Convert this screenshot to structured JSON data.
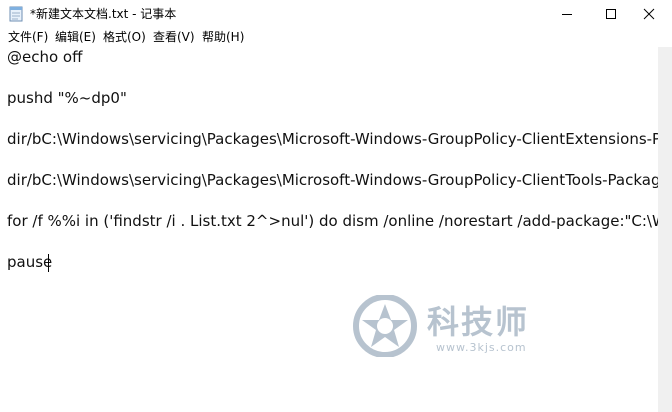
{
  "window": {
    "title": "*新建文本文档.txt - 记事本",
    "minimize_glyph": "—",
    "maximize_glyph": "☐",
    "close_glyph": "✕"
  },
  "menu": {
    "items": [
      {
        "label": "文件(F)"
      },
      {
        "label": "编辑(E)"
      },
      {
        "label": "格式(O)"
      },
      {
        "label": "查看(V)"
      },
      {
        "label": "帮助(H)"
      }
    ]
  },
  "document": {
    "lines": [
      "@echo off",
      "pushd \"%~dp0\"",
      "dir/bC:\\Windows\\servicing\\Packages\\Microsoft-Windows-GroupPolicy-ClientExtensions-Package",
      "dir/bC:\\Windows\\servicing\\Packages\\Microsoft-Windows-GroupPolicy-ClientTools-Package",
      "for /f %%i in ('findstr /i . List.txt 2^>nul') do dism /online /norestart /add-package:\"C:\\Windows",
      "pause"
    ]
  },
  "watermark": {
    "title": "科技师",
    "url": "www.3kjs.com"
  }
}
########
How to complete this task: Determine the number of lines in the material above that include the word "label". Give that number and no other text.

Solution for this problem: 5